More Cargo Ships From Ukraine Use Civilian Corridor Despite Russian Threats
Two cargo vessels have left Ukraine despite Russian threats and are in the Black Sea, maritime officials said Saturday.
The Anna-Theresa, a Liberian-flagged bulk carrier holding 56,000 tons of pig iron, left the Ukrainian port of Yuzhny on Friday and is now close to Bulgarian territorial waters, said Ukrainian Infrastructure Minister Oleksandr Kubrakov.
A second vessel — the Ocean Courtesy, traveling under a Marshall Islands flag — left the same port on Friday with 172,000 tons of iron ore concentrate. That ship arrived at the Romanian Black Sea port of Constanta shortly before noon on Saturday, according to the global ship tracking website MarineTraffic. The website did not state whether the vessel is set to move on from the Romanian port.
The two vessels sailed through a temporary corridor for civilian ships from Ukraine’s Black Sea ports to the Bosporus, Kubrakov said on the social media site X, formerly known as Twitter. The corridor goes along the western shores of the Black Sea, avoiding international waters and instead using those controlled by NATO members Romania and Bulgaria.
On Saturday, authorities at the Bulgarian port of Varna did not confirm whether the Anna-Theresa will enter the port or continue to the Bosporus Strait.
The ships were the third and fourth vessels that used the interim corridor established by Ukraine’s government after Russia halted a wartime agreement aimed at ensuring safe grain exports from Ukraine. The vessels had been docked in Ukrainian Black Sea ports since before Russia’s full-scale invasion of its neighbor.

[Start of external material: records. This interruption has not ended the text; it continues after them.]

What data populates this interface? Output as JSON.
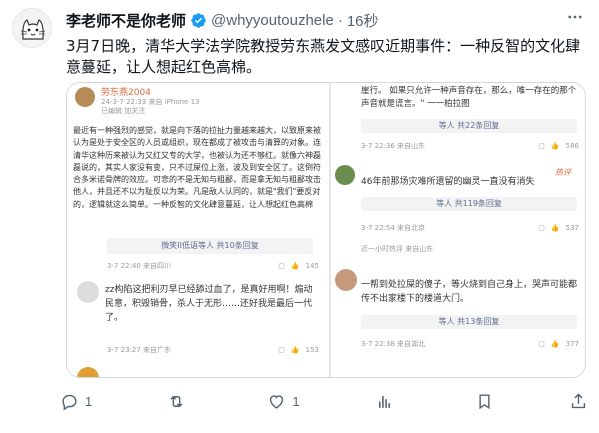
{
  "tweet": {
    "display_name": "李老师不是你老师",
    "handle": "@whyyoutouzhele",
    "separator": "·",
    "time": "16秒",
    "text": "3月7日晚，清华大学法学院教授劳东燕发文感叹近期事件：一种反智的文化肆意蔓延，让人想起红色高棉。"
  },
  "screenshot_left": {
    "user_name": "劳东燕2004",
    "meta_line1": "24-3-7 22:33 来自 iPhone 13",
    "meta_line2": "已编辑 加关注",
    "body": "最近有一种强烈的感觉，就是向下落的拉扯力量越来越大，以致原来被认为是处于安全区的人员或组织，现在都成了被攻击与清算的对象。连清华这种历来被认为又红又专的大学，也被认为还不够红。就像六神磊磊说的，其实人家没有变，只不过屎位上涨，波及到安全区了。这倒符合多米诺骨牌的效应。可悲的不是无知与粗鄙，而是拿无知与粗鄙攻击他人，并且还不以为耻反以为荣。凡是敌人认同的，就是\"我们\"要反对的，逻辑就这么简单。一种反智的文化肆意蔓延，让人想起红色高棉",
    "reply_box": "微笑II低语等人 共10条回复",
    "c1_time": "3-7 22:40 来自四川",
    "c1_likes": "145",
    "c2_text": "zz构陷这把利刃早已经舔过血了，是真好用啊！煽动民意，积毁销骨，杀人于无形……还好我是最后一代了。",
    "c2_time": "3-7 23:27 来自广东",
    "c2_likes": "153"
  },
  "screenshot_right": {
    "top_text": "崖行。  如果只允许一种声音存在，那么，唯一存在的那个声音就是谎言。\" 一一柏拉图",
    "r1_reply": "等人 共22条回复",
    "r1_time": "3-7 22:36 来自山东",
    "r1_likes": "586",
    "r2_text": "46年前那场灾难所遗留的幽灵一直没有消失",
    "r2_badge": "热评",
    "r2_reply": "等人 共119条回复",
    "r2_time": "3-7 22:54 来自北京",
    "r2_likes": "537",
    "r3_snippet": "近一小时热评 来自山东",
    "r4_text": "一帮到处拉屎的傻子，等火烧到自己身上，哭声可能都传不出家楼下的楼道大门。",
    "r4_reply": "等人 共13条回复",
    "r4_time": "3-7 22:38 来自湖北",
    "r4_likes": "377"
  },
  "actions": {
    "replies": "1",
    "retweets": "",
    "likes": "1",
    "views": "",
    "bookmarks": "",
    "share": ""
  }
}
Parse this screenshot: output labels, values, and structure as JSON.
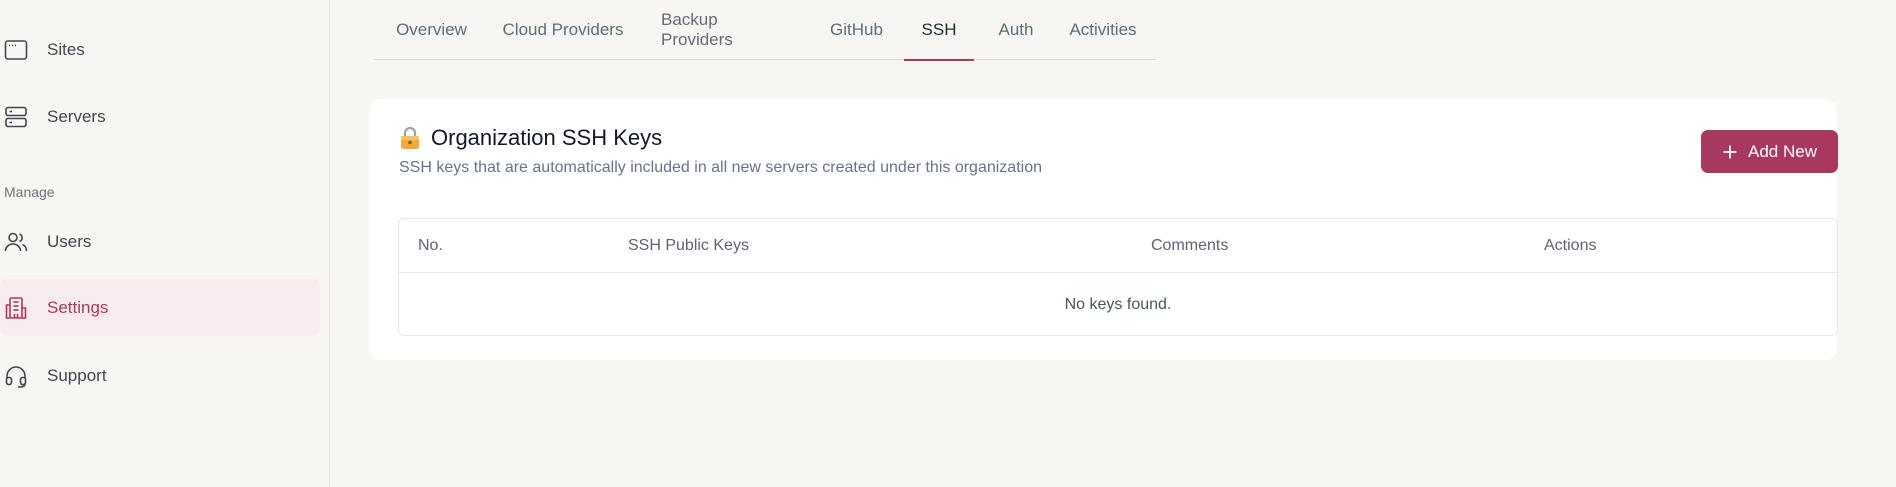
{
  "sidebar": {
    "items": [
      {
        "label": "Sites",
        "icon": "browser-window-icon"
      },
      {
        "label": "Servers",
        "icon": "server-icon"
      },
      {
        "label": "Users",
        "icon": "users-icon"
      },
      {
        "label": "Settings",
        "icon": "building-settings-icon",
        "active": true
      },
      {
        "label": "Support",
        "icon": "headset-icon"
      }
    ],
    "section_manage": "Manage"
  },
  "tabs": [
    {
      "label": "Overview"
    },
    {
      "label": "Cloud Providers"
    },
    {
      "label": "Backup Providers"
    },
    {
      "label": "GitHub"
    },
    {
      "label": "SSH",
      "active": true
    },
    {
      "label": "Auth"
    },
    {
      "label": "Activities"
    }
  ],
  "card": {
    "title": "Organization SSH Keys",
    "title_icon": "lock-icon",
    "subtitle": "SSH keys that are automatically included in all new servers created under this organization",
    "add_button": "Add New"
  },
  "table": {
    "columns": [
      "No.",
      "SSH Public Keys",
      "Comments",
      "Actions"
    ],
    "empty_message": "No keys found."
  },
  "colors": {
    "accent": "#a8385f",
    "background": "#f8f6f2",
    "card": "#ffffff"
  }
}
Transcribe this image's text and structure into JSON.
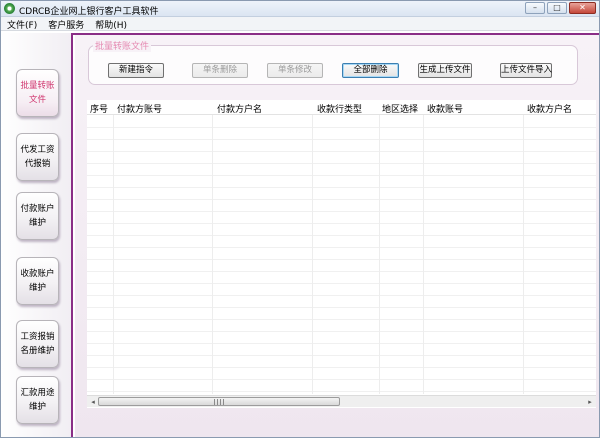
{
  "window": {
    "title": "CDRCB企业网上银行客户工具软件",
    "minimize_glyph": "–",
    "maximize_glyph": "□",
    "close_glyph": "✕"
  },
  "menu": [
    "文件(F)",
    "客户服务",
    "帮助(H)"
  ],
  "sidebar": [
    {
      "line1": "批量转账",
      "line2": "文件",
      "active": true
    },
    {
      "line1": "代发工资",
      "line2": "代报销"
    },
    {
      "line1": "付款账户",
      "line2": "维护"
    },
    {
      "line1": "收款账户",
      "line2": "维护"
    },
    {
      "line1": "工资报销",
      "line2": "名册维护"
    },
    {
      "line1": "汇款用途",
      "line2": "维护"
    }
  ],
  "panel": {
    "title": "批量转账文件",
    "buttons": {
      "new": "新建指令",
      "delete_one": "单条删除",
      "edit_one": "单条修改",
      "delete_all": "全部删除",
      "generate_upload": "生成上传文件",
      "import_upload": "上传文件导入"
    }
  },
  "table": {
    "columns": [
      "序号",
      "付款方账号",
      "付款方户名",
      "收款行类型",
      "地区选择",
      "收款账号",
      "收款方户名"
    ]
  },
  "scrollbar": {
    "left_arrow": "◂",
    "right_arrow": "▸"
  },
  "colors": {
    "accent": "#8a2e86",
    "active_nav_text": "#d0366f",
    "panel_title": "#e58ab2"
  }
}
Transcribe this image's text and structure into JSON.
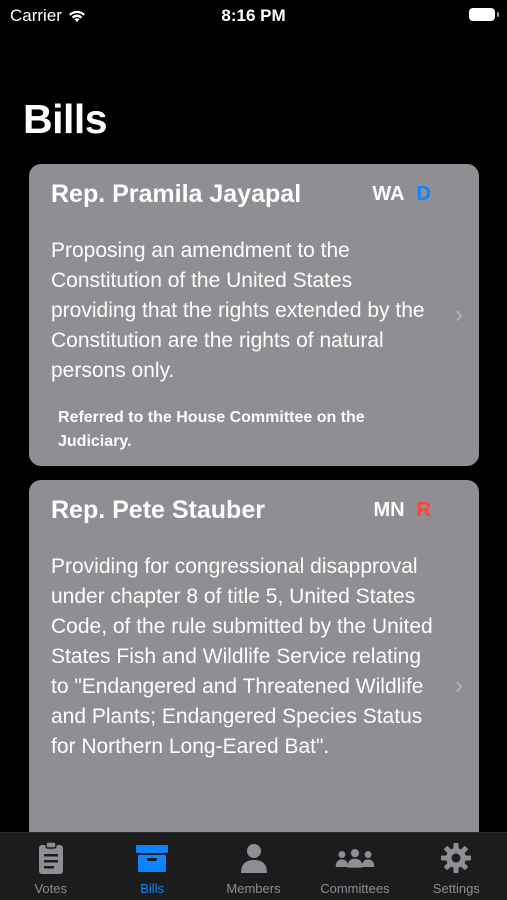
{
  "status_bar": {
    "carrier": "Carrier",
    "time": "8:16 PM"
  },
  "header": {
    "title": "Bills"
  },
  "bills": [
    {
      "sponsor": "Rep. Pramila Jayapal",
      "state": "WA",
      "party": "D",
      "title": "Proposing an amendment to the Constitution of the United States providing that the rights extended by the Constitution are the rights of natural persons only.",
      "status": "Referred to the House Committee on the Judiciary."
    },
    {
      "sponsor": "Rep. Pete Stauber",
      "state": "MN",
      "party": "R",
      "title": "Providing for congressional disapproval under chapter 8 of title 5, United States Code, of the rule submitted by the United States Fish and Wildlife Service relating to \"Endangered and Threatened Wildlife and Plants; Endangered Species Status for Northern Long-Eared Bat\".",
      "status": ""
    }
  ],
  "colors": {
    "democrat": "#0a84ff",
    "republican": "#ff453a",
    "card": "#8e8e93",
    "tab_active": "#0a84ff"
  },
  "tabs": [
    {
      "label": "Votes",
      "icon": "clipboard-icon",
      "active": false
    },
    {
      "label": "Bills",
      "icon": "archive-box-icon",
      "active": true
    },
    {
      "label": "Members",
      "icon": "person-icon",
      "active": false
    },
    {
      "label": "Committees",
      "icon": "group-icon",
      "active": false
    },
    {
      "label": "Settings",
      "icon": "gear-icon",
      "active": false
    }
  ]
}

Their departure coincided with the official announcement of a meeting on Monday between Russian President Vladimir Putin and his Turkish counterpart, Recep Tayyip Erdogan.

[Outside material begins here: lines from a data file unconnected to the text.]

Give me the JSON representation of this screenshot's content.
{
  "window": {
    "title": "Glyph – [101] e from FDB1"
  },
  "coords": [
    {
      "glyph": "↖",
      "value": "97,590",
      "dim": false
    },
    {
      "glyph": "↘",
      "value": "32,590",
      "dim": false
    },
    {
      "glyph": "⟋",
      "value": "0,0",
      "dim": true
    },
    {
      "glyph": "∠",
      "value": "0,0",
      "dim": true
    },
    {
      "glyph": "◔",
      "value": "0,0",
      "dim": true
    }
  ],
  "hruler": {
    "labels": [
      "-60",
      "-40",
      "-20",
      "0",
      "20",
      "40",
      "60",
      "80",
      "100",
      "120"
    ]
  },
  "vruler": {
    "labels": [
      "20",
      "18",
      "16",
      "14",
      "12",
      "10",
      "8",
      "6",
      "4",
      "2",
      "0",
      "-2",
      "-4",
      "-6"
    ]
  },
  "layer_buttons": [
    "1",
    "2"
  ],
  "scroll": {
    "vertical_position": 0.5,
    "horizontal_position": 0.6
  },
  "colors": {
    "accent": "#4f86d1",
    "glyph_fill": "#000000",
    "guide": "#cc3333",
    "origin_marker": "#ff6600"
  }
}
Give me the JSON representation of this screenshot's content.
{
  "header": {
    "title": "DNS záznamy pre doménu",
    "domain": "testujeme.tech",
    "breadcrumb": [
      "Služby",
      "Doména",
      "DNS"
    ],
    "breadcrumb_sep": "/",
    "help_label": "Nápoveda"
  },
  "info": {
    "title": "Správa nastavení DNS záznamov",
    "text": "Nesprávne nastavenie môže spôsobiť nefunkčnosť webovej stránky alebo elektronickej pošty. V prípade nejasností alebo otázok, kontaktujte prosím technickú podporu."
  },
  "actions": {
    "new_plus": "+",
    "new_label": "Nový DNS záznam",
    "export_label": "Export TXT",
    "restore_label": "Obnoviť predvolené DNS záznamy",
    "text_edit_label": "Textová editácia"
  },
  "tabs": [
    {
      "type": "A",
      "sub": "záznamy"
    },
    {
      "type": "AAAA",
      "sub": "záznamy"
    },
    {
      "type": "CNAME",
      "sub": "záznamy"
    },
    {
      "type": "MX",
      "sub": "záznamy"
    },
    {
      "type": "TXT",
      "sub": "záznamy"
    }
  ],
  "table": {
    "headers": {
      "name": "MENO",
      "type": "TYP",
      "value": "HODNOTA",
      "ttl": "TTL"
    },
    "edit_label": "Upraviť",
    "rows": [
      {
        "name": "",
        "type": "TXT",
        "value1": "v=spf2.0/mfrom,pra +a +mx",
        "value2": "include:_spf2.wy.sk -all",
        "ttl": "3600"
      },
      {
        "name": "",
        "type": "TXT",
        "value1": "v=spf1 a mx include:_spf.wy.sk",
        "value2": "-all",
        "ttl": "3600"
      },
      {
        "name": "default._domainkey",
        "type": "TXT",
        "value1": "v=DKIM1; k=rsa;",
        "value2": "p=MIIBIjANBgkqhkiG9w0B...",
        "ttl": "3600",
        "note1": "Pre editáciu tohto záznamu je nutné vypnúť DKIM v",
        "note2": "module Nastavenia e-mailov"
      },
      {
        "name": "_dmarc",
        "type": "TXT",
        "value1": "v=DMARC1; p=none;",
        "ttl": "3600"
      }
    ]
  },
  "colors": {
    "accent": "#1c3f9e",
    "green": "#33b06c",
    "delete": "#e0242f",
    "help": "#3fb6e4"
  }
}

The high-level talks in Russia’s Black Sea resort of Sochi come just over six weeks after Moscow broke off a deal brokered by Ankara and the United Nations that allowed Ukrainian grain to reach world markets safely despite the 18-month war.